the Complaint further adds that it "provides placement
of a voice communication with an operator at the emergency
center in wireless voice communication with the portable unit
when the call is connected, wherein a program is used to set
up the system to a selected one of a central monitoring
station and a 911 operator and wherein the units are
programmable selectively by phone, voice or computer."
(Id. ¶ 18.)
two passages represent the full extent to which Plaintiff
attempts to plead facts alleging infringement of "owe
or more of the claims of the [asserted]
patent[s]." (Id. ¶¶ 20, 29, 38, 47,
56, 65, 74, 83, 92, and 101 (emphasis added).) Plaintiff
makes no effort in his Complaint to specify which claims are
allegedly infringed or how they are infringed.
analytical framework for reviewing motions to dismiss for
failure to state a claim is well settled in both the Fourth
and Federal Circuits. "A motion to dismiss under Rule
12(b)(6) tests the sufficiency of a complaint; importantly,
it does not resolve contests surrounding the facts, the
merits of a claim, or the applicability of defenses."
Republican Party of N.C. v. Martin, 980 F.2d 943,
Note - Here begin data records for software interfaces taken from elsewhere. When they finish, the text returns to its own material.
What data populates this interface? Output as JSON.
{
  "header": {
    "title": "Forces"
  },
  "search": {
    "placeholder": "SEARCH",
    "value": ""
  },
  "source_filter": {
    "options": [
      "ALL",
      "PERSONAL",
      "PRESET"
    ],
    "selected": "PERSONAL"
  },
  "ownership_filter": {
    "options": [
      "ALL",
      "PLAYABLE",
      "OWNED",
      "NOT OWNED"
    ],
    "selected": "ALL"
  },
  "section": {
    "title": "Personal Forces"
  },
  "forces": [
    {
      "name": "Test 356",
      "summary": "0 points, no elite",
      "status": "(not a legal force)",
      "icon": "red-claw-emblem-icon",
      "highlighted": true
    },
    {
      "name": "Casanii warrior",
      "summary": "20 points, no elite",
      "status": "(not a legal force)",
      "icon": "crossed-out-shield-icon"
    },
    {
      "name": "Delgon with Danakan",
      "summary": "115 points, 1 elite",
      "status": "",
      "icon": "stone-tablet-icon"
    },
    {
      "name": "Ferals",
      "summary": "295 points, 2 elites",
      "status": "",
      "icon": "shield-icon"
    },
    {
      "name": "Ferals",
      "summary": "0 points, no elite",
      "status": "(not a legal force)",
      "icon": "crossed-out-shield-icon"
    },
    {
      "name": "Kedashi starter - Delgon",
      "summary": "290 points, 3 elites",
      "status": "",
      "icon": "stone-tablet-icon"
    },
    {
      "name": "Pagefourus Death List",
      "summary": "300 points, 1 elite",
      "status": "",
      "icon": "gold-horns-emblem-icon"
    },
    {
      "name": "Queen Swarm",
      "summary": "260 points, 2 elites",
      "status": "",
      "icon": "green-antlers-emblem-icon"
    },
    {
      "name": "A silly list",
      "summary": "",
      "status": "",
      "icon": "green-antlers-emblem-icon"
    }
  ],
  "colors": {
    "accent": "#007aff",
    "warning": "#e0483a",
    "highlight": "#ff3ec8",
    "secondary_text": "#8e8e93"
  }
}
952 (4th Cir. 1992) (citation omitted). The Federal Rules of
Civil Procedure "require only 'a short and plain
statement of the claim showing that the pleader is entitled
to relief, ' in order to 'give the defendant fair
notice of what the ... claim is and the grounds upon which it
rests.'" BellAtl Corp. v. Twombly, 550 U.S.
544, 555 (2007) (quoting Conley v. Gibson, 355 U.S.
41, 47 (1957)). A complaint need not assert "detailed
factual allegations, " but must contain "more than
labels and conclusions" or a "formulaic recitation
of the elements of a cause of action." Twombly,
550 U.S. at 555 (citations omitted). Thus, the
"[r]actual allegations must be enough to raise a right
to relief above the speculative level" to one that is
"plausible on its face, " rather than merely
"conceivable." Id. at 555, 570.
considering such a motion, a plaintiffs well-pleaded
allegations are taken as true and the complaint is viewed in
the light most favorable to the plaintiff. T.G.
Slater, 385 F.3d at 841 (citation omitted). Legal
conclusions enjoy no such deference. Ashcroft v.
Iqbal, 556 U.S. 662, 678 (2009).
to the abrogation of Form 18 of the Federal Rules of Civil
Procedure, all patent complaints filed after December 1,
2015, are subject to the normal pleading standards of Federal
Rule of Civil Procedure 8(a). See Order Amending
Fed.R.Civ.P. (U.S. Apr. 29, 2015).
inartfully drafted Complaint, Plaintiff does little more than
recite the elements of direct infringement, contributory
infringement, inducement of infringement, and willful
infringement in alleging that LogicMark's products
somehow infringe his four patents. Because each of the ten
counts in the Complaint is nearly identical-merely stating
various combinations of the allegedly infringing products and
Jenkins's patents- the Court will address the sufficiency
of the claims themselves instead of analyzing each count.
standards enumerated by the Supreme Court in Iqbal
and Twombly are strictly applied in direct patent
infringement cases. See Macronix Int'l Co., Ltd. v.
Spansion Inc.,4 F.Supp.3d 797, 803 (E.D. Va. 2014)
("[T]o exempt patent complaints from the requirements of
Twombly and Iqbal is to ignore a
fundamental rationale that underpins those decisions.").
These guidelines "require counsel to focus complaints
only on viable claims. Thus, before filing a complaint,
counsel must ...